In addition, I painted the surface with just a light coat of paint using a random up and down motion, which creates a more subtle and textured resist effect when painted with watercolors or inked. If you would like a more prominent and uniform resist effect, add a heavier coat or multiple coats of paint. When finished painting, remove the stencil and allow the paint to dry completely.
To finish, paint with watercolors on top of the dry acrylic paint. Allow to dry completely and attach the card front to a card base. Adhere any finishing elements, like my die-cut leaves, over the painted resist area.
2. Painting die cuts
Instead of using watercolor or ink to color die cuts, why not try acrylic paints? Acrylic creates dimensional areas on the surface of the die cut and adds great texture and color to the finished project.

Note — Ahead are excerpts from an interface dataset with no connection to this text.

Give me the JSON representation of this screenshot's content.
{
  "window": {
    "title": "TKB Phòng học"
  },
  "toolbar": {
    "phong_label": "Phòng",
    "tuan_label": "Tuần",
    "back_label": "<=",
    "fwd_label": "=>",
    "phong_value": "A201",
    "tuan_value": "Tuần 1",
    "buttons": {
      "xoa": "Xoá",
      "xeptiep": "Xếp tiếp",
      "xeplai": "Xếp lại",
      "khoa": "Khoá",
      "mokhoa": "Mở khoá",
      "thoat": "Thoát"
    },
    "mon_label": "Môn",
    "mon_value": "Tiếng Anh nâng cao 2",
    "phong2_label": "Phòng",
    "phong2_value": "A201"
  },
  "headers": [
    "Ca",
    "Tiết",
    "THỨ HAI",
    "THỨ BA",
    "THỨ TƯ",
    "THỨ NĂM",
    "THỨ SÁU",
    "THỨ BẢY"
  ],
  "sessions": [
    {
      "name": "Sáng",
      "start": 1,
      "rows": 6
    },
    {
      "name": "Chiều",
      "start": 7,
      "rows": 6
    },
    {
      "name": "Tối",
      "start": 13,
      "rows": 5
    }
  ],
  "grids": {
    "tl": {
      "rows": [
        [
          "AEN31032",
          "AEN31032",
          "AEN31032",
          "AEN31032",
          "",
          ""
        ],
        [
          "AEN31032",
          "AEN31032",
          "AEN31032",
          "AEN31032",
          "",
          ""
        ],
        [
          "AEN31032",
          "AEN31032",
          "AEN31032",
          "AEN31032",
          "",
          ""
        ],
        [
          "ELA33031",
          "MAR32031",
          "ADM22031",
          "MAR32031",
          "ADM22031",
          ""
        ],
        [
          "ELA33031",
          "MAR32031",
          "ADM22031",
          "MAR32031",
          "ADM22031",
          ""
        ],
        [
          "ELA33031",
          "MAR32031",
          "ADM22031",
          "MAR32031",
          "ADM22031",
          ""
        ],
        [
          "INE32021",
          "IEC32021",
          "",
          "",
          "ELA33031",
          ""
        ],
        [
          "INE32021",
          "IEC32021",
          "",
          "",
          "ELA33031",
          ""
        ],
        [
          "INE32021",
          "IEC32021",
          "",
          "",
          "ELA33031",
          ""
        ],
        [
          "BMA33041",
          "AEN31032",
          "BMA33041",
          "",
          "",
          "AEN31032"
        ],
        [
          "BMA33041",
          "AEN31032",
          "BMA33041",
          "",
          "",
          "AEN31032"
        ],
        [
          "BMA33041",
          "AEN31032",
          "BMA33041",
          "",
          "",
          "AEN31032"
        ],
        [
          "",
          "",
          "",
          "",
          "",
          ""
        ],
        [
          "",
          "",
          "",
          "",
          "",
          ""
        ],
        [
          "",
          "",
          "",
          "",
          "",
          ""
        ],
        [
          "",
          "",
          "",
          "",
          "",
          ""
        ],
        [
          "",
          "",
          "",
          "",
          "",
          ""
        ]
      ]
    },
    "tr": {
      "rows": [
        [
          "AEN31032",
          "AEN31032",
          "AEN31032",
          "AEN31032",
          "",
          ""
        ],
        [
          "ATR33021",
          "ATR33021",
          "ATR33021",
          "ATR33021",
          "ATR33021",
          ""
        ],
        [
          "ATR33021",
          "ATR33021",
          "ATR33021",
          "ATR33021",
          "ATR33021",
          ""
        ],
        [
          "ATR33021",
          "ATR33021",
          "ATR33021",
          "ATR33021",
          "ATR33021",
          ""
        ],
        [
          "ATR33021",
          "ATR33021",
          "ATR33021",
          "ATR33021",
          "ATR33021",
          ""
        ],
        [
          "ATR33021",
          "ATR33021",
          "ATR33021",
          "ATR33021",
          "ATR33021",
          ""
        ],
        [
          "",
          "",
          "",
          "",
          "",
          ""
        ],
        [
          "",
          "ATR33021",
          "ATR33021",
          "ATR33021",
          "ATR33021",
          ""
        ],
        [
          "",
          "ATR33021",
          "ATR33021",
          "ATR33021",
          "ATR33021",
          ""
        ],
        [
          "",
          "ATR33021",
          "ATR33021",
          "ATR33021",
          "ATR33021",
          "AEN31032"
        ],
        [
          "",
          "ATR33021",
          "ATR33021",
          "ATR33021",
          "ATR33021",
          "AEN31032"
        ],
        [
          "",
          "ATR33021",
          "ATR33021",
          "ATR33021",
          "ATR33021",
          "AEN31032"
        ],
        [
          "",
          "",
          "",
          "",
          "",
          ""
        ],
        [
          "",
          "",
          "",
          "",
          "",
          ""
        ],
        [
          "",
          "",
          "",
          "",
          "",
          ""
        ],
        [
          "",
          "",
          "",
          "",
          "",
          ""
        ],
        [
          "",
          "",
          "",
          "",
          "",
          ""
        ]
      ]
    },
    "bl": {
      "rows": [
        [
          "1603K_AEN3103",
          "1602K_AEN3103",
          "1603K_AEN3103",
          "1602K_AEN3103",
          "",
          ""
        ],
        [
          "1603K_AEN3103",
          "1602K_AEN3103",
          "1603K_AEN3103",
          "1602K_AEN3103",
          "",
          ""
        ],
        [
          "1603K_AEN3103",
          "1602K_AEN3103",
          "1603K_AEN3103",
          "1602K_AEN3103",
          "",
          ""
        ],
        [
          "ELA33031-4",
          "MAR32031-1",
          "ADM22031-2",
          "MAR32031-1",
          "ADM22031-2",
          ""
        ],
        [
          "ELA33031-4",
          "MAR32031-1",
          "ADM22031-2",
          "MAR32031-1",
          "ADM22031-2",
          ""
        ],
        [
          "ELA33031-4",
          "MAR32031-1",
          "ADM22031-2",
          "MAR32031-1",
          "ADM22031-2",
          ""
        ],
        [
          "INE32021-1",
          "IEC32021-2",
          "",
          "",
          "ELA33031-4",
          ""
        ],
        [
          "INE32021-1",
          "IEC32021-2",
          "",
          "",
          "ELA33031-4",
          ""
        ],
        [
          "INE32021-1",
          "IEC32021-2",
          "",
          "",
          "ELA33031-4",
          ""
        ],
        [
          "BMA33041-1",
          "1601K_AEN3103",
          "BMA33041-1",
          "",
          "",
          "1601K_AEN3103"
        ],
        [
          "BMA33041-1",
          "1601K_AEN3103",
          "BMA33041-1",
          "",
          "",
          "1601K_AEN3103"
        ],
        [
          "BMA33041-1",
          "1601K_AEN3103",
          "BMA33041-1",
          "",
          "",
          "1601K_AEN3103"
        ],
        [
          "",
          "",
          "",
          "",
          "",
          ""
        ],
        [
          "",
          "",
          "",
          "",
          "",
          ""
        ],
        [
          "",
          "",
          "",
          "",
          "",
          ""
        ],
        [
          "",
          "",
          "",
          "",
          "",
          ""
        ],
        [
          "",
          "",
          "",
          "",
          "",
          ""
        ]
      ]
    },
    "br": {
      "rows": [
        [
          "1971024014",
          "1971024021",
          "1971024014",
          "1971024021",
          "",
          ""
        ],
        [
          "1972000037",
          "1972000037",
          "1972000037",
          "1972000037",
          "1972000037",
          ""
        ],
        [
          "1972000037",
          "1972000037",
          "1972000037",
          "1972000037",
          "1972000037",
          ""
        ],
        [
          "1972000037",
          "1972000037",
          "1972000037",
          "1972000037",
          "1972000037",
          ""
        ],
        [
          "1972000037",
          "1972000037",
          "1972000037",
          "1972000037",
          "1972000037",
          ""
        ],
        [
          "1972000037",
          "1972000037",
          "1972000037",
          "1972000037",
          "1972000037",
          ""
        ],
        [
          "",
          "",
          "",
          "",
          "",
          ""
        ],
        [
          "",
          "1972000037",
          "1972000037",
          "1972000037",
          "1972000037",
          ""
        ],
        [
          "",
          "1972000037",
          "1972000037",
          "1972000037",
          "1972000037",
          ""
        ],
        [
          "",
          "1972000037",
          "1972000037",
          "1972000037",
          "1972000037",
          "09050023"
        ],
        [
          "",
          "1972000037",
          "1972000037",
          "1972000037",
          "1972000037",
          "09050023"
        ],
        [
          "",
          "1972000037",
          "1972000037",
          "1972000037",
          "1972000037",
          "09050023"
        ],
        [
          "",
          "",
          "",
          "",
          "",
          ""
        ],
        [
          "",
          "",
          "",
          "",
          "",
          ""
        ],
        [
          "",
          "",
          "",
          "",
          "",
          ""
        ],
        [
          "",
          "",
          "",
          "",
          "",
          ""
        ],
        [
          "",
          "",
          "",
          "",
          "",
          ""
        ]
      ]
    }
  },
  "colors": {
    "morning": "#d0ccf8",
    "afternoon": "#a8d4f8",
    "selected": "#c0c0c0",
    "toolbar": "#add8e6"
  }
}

First, die cut several balloon elements and paint each in a different color. Create a subtle marbled effect by adding a touch of white paint to each color and randomly swirling it to blend. Allow the painted die cuts to dry completely*.
To finish, attach the die cuts to a card front using dimensional foam tape. I used dye ink and a round blending tool to create the appearance of a sky on the card front and drew the balloon strings by hand using a metallic silver pen.
* If, after painting the die cuts, you notice that the card stock is warping, don’t worry! It will flatten out again as the paint dries.
3. Painterly patterned backgrounds
This simple technique offers a world of creative possibilities and creates the painterly look that’s so popular right now.
First, paint stripes onto a card front using long, continuous strokes. Paint over the same area multiple times to add more paint to areas that need it or to thicken the stripes. Allow the paint to dry completely.
Then, attach a bold, die cut word or sentiment to the front of the card. I cut out “thanks” four times and glued the die cuts on top of each to add some dimension. Then I covered the top surface with metallic copper ink using a sponge dauber before attaching it to the card.